Perhaps Obama was able to woo some of the bankers bank Tuesday evening during a private dinner "at the White House with 17 chief executive officers, including Verizon Communications Inc.’s Ivan Seidenberg and State Farm Insurance Co.’s Ed Rust, the chairman and vice chairman of the business group’s executive committee; General Electric Co.’s Jeffrey Immelt; JPMorgan Chase & Co.’s Jamie Dimon; and American Express Co.’s Kenneth Chenault."
Bloomberg News noted, "The president has said his administration is 'fundamentally business-friendly,' and that the policies he’s pursued, including some opposed by individual industries, are intended to pull the economy out of the worst recession since the Great Depression."
Earlier this month, as RAW STORY reported, Obama received criticism after many perceived that he defended Dimon's $17 million bonus from the bailed-out bank.
"President Barack Obama said he doesn’t 'begrudge' the $17 million bonus awarded to JPMorgan Chase & Co. Chief Executive Officer Jamie Dimon or the $9 million issued to Goldman Sachs Group Inc. CEO Lloyd Blankfein, noting that some athletes take home more pay," Bloomberg News reported.
“I know both those guys; they are very savvy businessmen,” Obama told Bloomberg BusinessWeek. "I, like most of the American people, don’t begrudge people success or wealth. That is part of the free- market system."
At his New York Times blog, Paul Krugman, who won the Nobel prize for economics in 2008, blasted President Obama as "clueless."
After quoting from the Bloomberg interview, Krugman wrote, "Oh. My. God."
"The point is that these bank executives are not free agents who are earning big bucks in fair competition; they run companies that are essentially wards of the state," Krugman wrote. "There’s good reason to feel outraged at the growing appearance that we’re running a system of lemon socialism, in which losses are public but gains are private. And at the very least, you would think that Obama would understand the importance of acknowledging public anger over what’s happening."

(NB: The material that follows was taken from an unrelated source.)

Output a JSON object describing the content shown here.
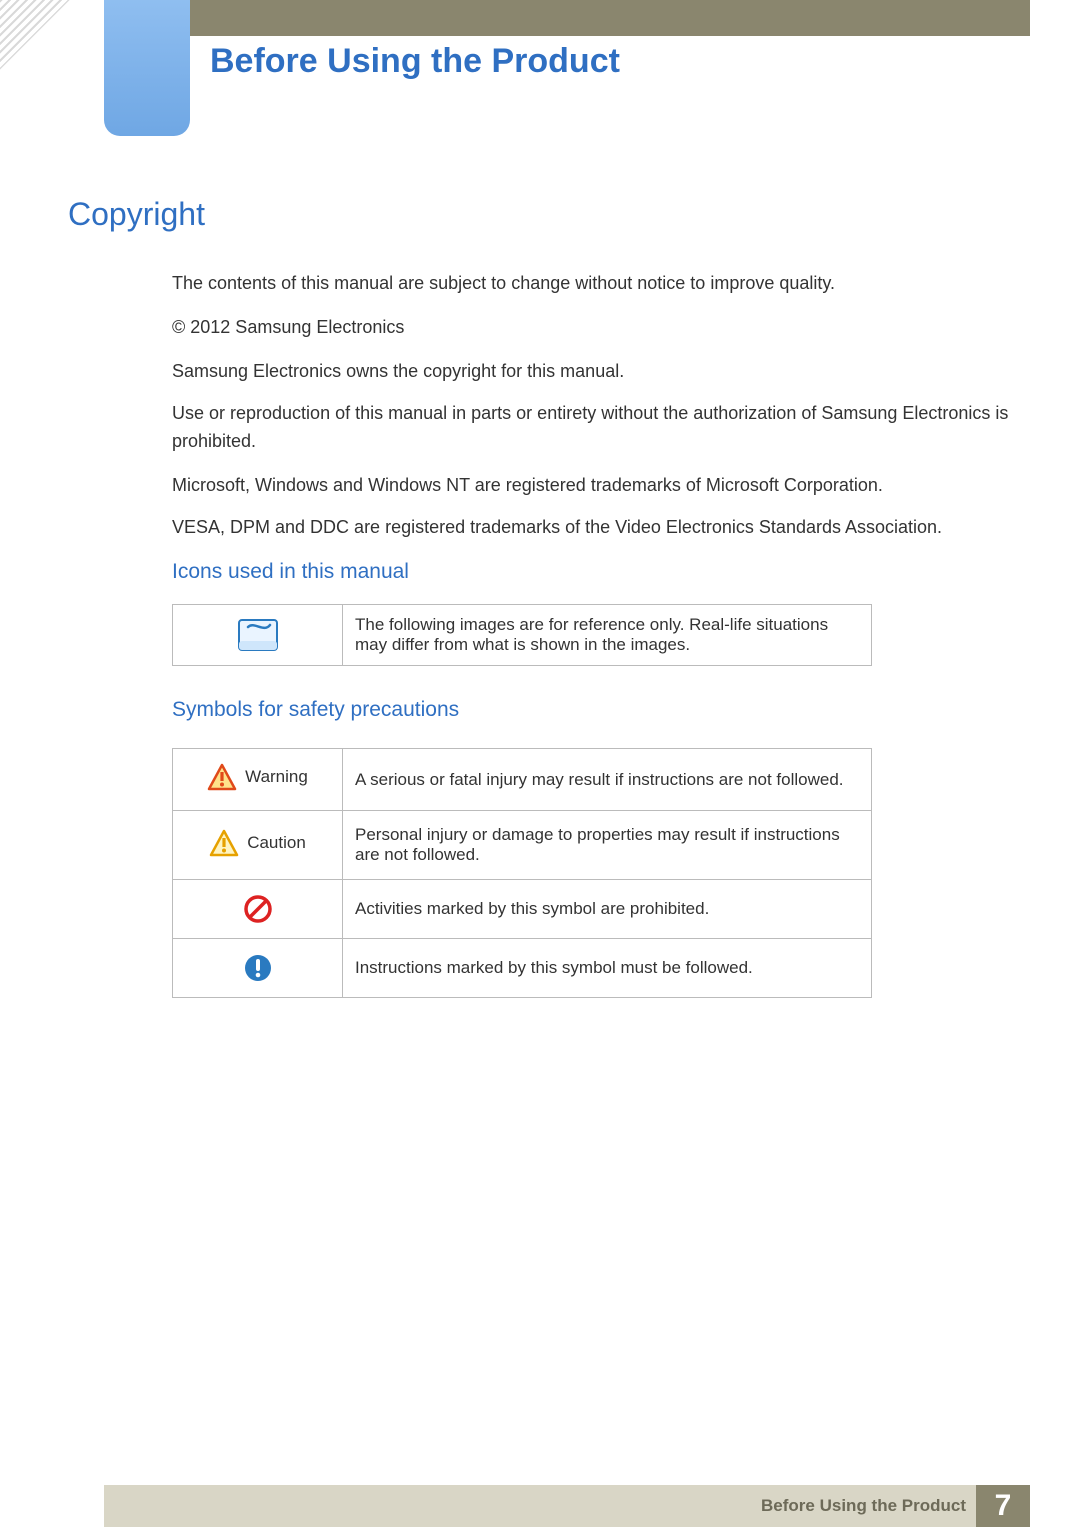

If "Obama thinks his key to electoral success is to trumpet 'the influence corporate leaders have had on his economic policies,'" Krugman concluded: "We're doomed."